This portrait of Deloris Bynum was taken at the Northside Festival on April 28, 2018.

March leaders address participants in front of St. Joseph CME Church, a renowned headquarters for action and santuary for leaders.

As they march from St. Joseph CME church toward downtown Chapel Hill, local African American students, religious leaders, and UNC students rally behind a banner declaring “Eat at Joe’s Black & White.”


A slogan painted on the door of a truck in Carrboro, NC.


Before each sit-in, demonstrators had to agree to practice nonviolent resistance by going limp to neither assist nor resist arrest.   Here, they lie on Franklin Street, awaiting transportation to jail.

Boys stage a counter-protest directed at marchers at the segregated Colonial Drug.

A protest march makes its way from St. Joseph's CME Church to Franklin Street, passing policeman Coy Durham. To maintain calm, the Chapel Hill police often treated the marches as parades.

Clementine (Fearrington) Self leads demonstrators.   Marchers almost always carried the American flag, but not the North Carolina flag, during their protests.

A demonstrator arrested at the Merchants Association sit-in is carried through the garage in the Chapel Hill jail building.

Demonstrators, including Walter Mitchell (center), are arrested during a night sit-in blocking the door to Colonial Drug.   Members of owner John Carswell’s family and a friend watch from the inside.

Demonstrators congregate at St. Joseph CME Church before a march.   Reinvigorated by the March on Washington, activist rallied across the country, including in Chapel Hill, where participants often number in the hundreds.

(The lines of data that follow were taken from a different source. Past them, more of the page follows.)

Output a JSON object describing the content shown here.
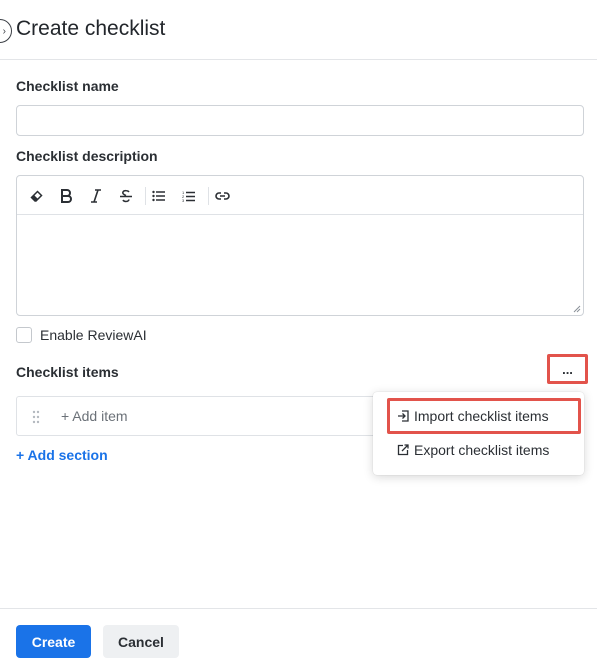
{
  "header": {
    "title": "Create checklist",
    "back_icon": "chevron-right-icon"
  },
  "form": {
    "name_label": "Checklist name",
    "name_value": "",
    "description_label": "Checklist description",
    "toolbar": [
      "eraser-icon",
      "bold-icon",
      "italic-icon",
      "strikethrough-icon",
      "bullet-list-icon",
      "numbered-list-icon",
      "link-icon"
    ],
    "enable_reviewai_label": "Enable ReviewAI",
    "enable_reviewai_checked": false,
    "items_label": "Checklist items",
    "more_label": "...",
    "add_item_label": "+ Add item",
    "add_section_label": "+ Add section"
  },
  "menu": {
    "import_label": "Import checklist items",
    "export_label": "Export checklist items"
  },
  "footer": {
    "create_label": "Create",
    "cancel_label": "Cancel"
  },
  "colors": {
    "accent": "#1a73e8",
    "highlight": "#e2534b"
  }
}
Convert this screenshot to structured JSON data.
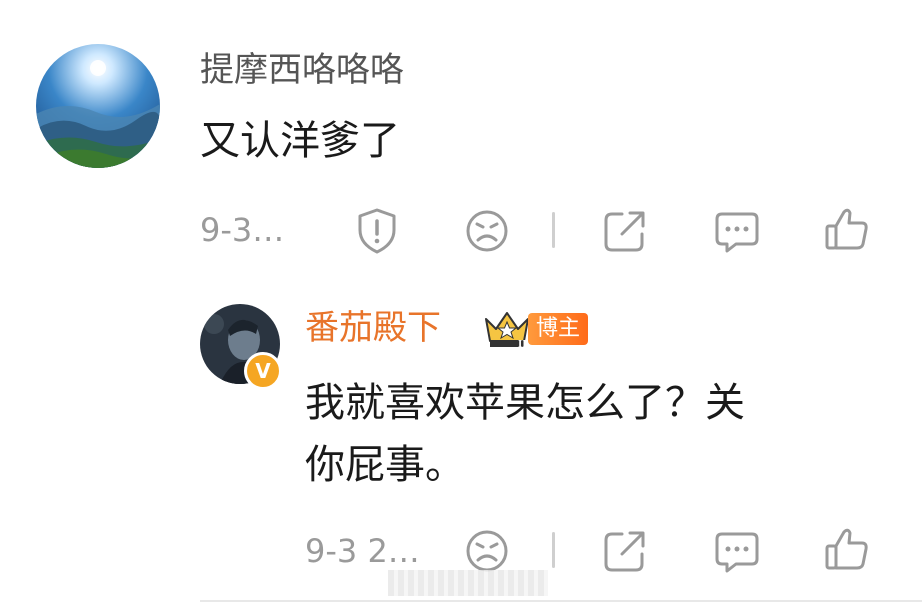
{
  "comment1": {
    "username": "提摩西咯咯咯",
    "text": "又认洋爹了",
    "time": "9-3…",
    "icons": [
      "report-icon",
      "sad-face-icon",
      "share-icon",
      "comment-icon",
      "like-icon"
    ]
  },
  "comment2": {
    "username": "番茄殿下",
    "badge_label": "博主",
    "verified_mark": "V",
    "text_line1": "我就喜欢苹果怎么了？关",
    "text_line2": "你屁事。",
    "time": "9-3 2…",
    "icons": [
      "sad-face-icon",
      "share-icon",
      "comment-icon",
      "like-icon"
    ]
  },
  "colors": {
    "username_gray": "#555555",
    "username_orange": "#e8742a",
    "meta_gray": "#9a9a9a",
    "icon_gray": "#9a9a9a"
  }
}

Several weeks after the Chapel Hill Board of Aldermen failed to pass a public accomodation ordinance, the Chapel Hill Freedom Movement retaliated with a series of sit-ins and marches. On February 8, 1964, demonstrations like this one on Franklin…

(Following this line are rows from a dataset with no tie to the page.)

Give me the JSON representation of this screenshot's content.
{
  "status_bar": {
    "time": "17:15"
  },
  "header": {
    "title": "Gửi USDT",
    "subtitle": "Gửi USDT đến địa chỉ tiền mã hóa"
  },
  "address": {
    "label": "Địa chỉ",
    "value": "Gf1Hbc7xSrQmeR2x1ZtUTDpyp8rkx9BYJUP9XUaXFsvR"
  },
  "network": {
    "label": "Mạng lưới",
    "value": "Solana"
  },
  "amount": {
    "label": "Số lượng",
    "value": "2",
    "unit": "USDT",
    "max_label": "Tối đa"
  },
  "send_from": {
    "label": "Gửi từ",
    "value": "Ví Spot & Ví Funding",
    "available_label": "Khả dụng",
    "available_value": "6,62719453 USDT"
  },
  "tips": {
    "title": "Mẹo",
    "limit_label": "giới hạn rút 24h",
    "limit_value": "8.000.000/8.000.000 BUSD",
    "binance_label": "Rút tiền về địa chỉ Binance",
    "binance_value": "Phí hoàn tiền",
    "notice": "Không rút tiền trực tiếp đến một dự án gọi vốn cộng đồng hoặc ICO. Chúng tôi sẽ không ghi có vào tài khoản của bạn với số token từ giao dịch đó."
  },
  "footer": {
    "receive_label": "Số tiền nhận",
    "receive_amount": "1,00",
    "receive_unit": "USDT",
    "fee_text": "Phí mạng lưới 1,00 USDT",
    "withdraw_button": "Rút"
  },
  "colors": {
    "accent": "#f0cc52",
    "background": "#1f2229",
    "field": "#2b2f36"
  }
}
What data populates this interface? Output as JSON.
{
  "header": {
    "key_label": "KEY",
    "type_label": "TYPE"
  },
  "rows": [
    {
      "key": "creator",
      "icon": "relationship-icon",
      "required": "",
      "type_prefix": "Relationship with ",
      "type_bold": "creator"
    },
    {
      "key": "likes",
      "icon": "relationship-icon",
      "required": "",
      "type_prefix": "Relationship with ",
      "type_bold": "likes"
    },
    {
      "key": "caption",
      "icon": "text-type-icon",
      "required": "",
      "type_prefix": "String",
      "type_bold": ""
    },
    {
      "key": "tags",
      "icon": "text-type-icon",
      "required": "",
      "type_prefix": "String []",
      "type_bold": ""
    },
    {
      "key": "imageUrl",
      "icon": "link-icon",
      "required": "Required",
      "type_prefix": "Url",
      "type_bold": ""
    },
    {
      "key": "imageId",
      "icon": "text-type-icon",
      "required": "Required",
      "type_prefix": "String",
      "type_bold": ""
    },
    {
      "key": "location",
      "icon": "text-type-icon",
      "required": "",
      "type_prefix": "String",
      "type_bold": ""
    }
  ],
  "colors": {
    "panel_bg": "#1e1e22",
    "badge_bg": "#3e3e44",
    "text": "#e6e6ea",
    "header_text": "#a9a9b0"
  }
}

Marchers on Franklin Street protest at segregated Colonial Drug.